### What to work on
Output the data word for word, dropping every image.

-- Opening Marker --

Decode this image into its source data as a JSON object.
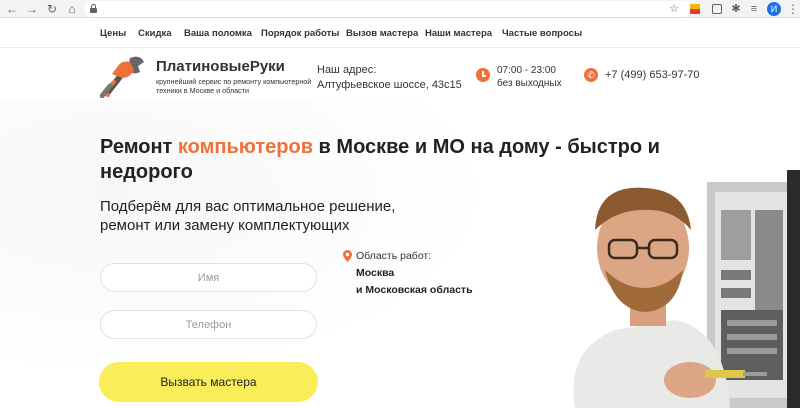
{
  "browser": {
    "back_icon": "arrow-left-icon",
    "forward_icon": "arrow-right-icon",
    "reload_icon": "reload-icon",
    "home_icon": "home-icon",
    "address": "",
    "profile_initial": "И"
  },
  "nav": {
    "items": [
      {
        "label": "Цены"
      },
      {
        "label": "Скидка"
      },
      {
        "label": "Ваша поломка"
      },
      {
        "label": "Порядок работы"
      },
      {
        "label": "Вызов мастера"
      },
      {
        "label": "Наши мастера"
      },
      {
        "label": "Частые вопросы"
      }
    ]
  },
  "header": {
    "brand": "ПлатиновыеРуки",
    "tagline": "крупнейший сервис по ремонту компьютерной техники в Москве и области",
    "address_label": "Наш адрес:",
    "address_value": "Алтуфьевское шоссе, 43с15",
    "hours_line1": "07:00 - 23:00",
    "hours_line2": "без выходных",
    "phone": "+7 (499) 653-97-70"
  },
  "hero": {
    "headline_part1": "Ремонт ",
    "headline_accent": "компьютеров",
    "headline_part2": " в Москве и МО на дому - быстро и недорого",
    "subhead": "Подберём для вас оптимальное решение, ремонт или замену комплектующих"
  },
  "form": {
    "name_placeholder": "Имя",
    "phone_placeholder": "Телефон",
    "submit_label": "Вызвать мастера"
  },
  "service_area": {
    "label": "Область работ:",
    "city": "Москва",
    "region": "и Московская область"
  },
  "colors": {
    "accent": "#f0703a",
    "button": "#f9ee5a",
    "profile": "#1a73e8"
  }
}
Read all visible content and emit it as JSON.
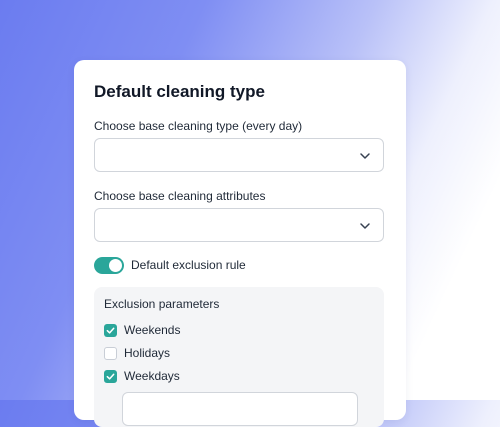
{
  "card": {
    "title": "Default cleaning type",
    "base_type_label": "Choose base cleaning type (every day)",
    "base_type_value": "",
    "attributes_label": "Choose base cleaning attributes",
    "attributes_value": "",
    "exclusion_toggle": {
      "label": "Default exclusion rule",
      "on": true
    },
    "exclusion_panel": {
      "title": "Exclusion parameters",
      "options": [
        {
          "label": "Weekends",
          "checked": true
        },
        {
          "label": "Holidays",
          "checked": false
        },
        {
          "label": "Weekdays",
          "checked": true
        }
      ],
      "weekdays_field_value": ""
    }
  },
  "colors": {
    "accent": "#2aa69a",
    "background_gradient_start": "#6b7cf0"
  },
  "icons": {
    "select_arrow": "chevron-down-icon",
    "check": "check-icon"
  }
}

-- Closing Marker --

### Response below
Decode this image into its source data as a JSON object.
{
  "browser": {
    "back_icon": "arrow-left-icon",
    "forward_icon": "arrow-right-icon",
    "reload_icon": "reload-icon",
    "home_icon": "home-icon",
    "address": "",
    "profile_initial": "И"
  },
  "nav": {
    "items": [
      {
        "label": "Цены"
      },
      {
        "label": "Скидка"
      },
      {
        "label": "Ваша поломка"
      },
      {
        "label": "Порядок работы"
      },
      {
        "label": "Вызов мастера"
      },
      {
        "label": "Наши мастера"
      },
      {
        "label": "Частые вопросы"
      }
    ]
  },
  "header": {
    "brand": "ПлатиновыеРуки",
    "tagline": "крупнейший сервис по ремонту компьютерной техники в Москве и области",
    "address_label": "Наш адрес:",
    "address_value": "Алтуфьевское шоссе, 43с15",
    "hours_line1": "07:00 - 23:00",
    "hours_line2": "без выходных",
    "phone": "+7 (499) 653-97-70"
  },
  "hero": {
    "headline_part1": "Ремонт ",
    "headline_accent": "компьютеров",
    "headline_part2": " в Москве и МО на дому - быстро и недорого",
    "subhead": "Подберём для вас оптимальное решение, ремонт или замену комплектующих"
  },
  "form": {
    "name_placeholder": "Имя",
    "phone_placeholder": "Телефон",
    "submit_label": "Вызвать мастера"
  },
  "service_area": {
    "label": "Область работ:",
    "city": "Москва",
    "region": "и Московская область"
  },
  "colors": {
    "accent": "#f0703a",
    "button": "#f9ee5a",
    "profile": "#1a73e8"
  }
}
Read all visible content and emit it as JSON.
{
  "card": {
    "title": "Default cleaning type",
    "base_type_label": "Choose base cleaning type (every day)",
    "base_type_value": "",
    "attributes_label": "Choose base cleaning attributes",
    "attributes_value": "",
    "exclusion_toggle": {
      "label": "Default exclusion rule",
      "on": true
    },
    "exclusion_panel": {
      "title": "Exclusion parameters",
      "options": [
        {
          "label": "Weekends",
          "checked": true
        },
        {
          "label": "Holidays",
          "checked": false
        },
        {
          "label": "Weekdays",
          "checked": true
        }
      ],
      "weekdays_field_value": ""
    }
  },
  "colors": {
    "accent": "#2aa69a",
    "background_gradient_start": "#6b7cf0"
  },
  "icons": {
    "select_arrow": "chevron-down-icon",
    "check": "check-icon"
  }
}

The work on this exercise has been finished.